BEGIN DATASET RECORDS

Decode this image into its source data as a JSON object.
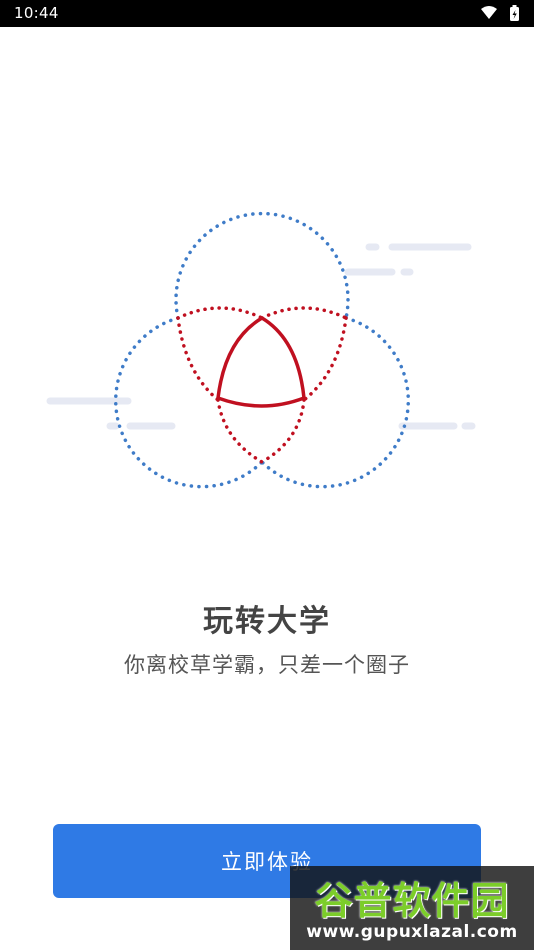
{
  "status_bar": {
    "time": "10:44",
    "icons": [
      "wifi-icon",
      "battery-charging-icon"
    ]
  },
  "illustration": {
    "blue_color": "#3f7cc8",
    "red_color": "#c01020",
    "line_color": "#e6e9f3"
  },
  "content": {
    "title": "玩转大学",
    "subtitle": "你离校草学霸，只差一个圈子"
  },
  "cta": {
    "label": "立即体验",
    "color": "#2f7ae5"
  },
  "watermark": {
    "brand": "谷普软件园",
    "url": "www.gupuxlazal.com"
  }
}
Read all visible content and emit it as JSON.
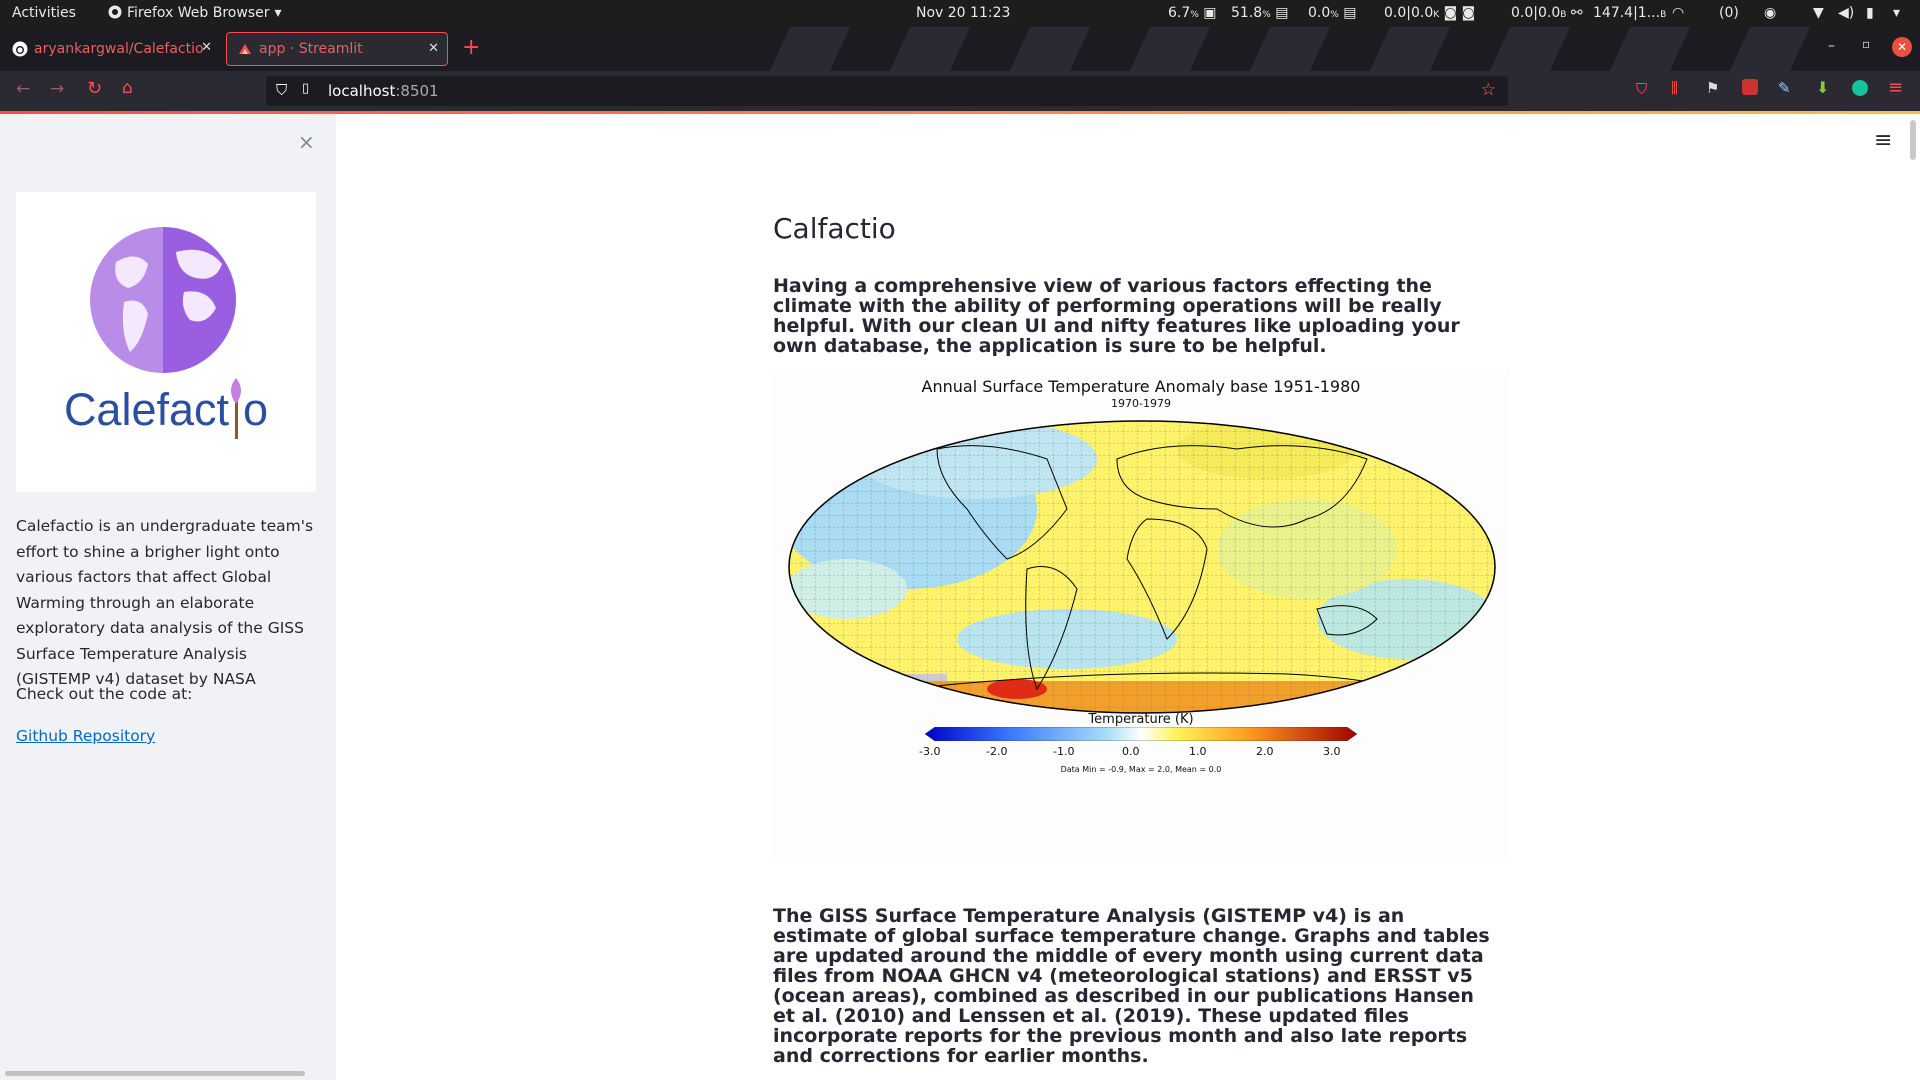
{
  "system_bar": {
    "activities": "Activities",
    "app_name": "Firefox Web Browser",
    "datetime": "Nov 20  11:23",
    "cpu": "6.7",
    "mem": "51.8",
    "swap": "0.0",
    "disk_io": "0.0|0.0",
    "net_io": "0.0|0.0",
    "net_total": "147.4|1...",
    "updates": "(0)"
  },
  "tabs": [
    {
      "title": "aryankargwal/Calefactio",
      "favicon": "github-icon",
      "active": false
    },
    {
      "title": "app · Streamlit",
      "favicon": "streamlit-icon",
      "active": true
    }
  ],
  "url": {
    "host": "localhost",
    "port": ":8501"
  },
  "colors": {
    "accent": "#ff4b4b",
    "sidebar_bg": "#f0f2f6",
    "link": "#0068c9",
    "logo_purple": "#a259e6",
    "logo_text": "#2a4fa0"
  },
  "sidebar": {
    "logo_text_left": "Calefact",
    "logo_text_right": "o",
    "description": "Calefactio is an undergraduate team's effort to shine a brigher light onto various factors that affect Global Warming through an elaborate exploratory data analysis of the GISS Surface Temperature Analysis (GISTEMP v4) dataset by NASA",
    "code_prompt": "Check out the code at:",
    "repo_link": "Github Repository"
  },
  "main": {
    "title": "Calfactio",
    "intro": "Having a comprehensive view of various factors effecting the climate with the ability of performing operations will be really helpful. With our clean UI and nifty features like uploading your own database, the application is sure to be helpful.",
    "map": {
      "title": "Annual Surface Temperature Anomaly base 1951-1980",
      "subtitle": "1970-1979",
      "colorbar_label": "Temperature (K)",
      "colorbar_ticks": [
        "-3.0",
        "-2.0",
        "-1.0",
        "0.0",
        "1.0",
        "2.0",
        "3.0"
      ],
      "stats": "Data Min = -0.9, Max = 2.0, Mean = 0.0"
    },
    "body": "The GISS Surface Temperature Analysis (GISTEMP v4) is an estimate of global surface temperature change. Graphs and tables are updated around the middle of every month using current data files from NOAA GHCN v4 (meteorological stations) and ERSST v5 (ocean areas), combined as described in our publications Hansen et al. (2010) and Lenssen et al. (2019). These updated files incorporate reports for the previous month and also late reports and corrections for earlier months."
  }
}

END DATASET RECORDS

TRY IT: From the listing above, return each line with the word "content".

SOLUTION:
  "content": {
Read all visible content and emit it as JSON.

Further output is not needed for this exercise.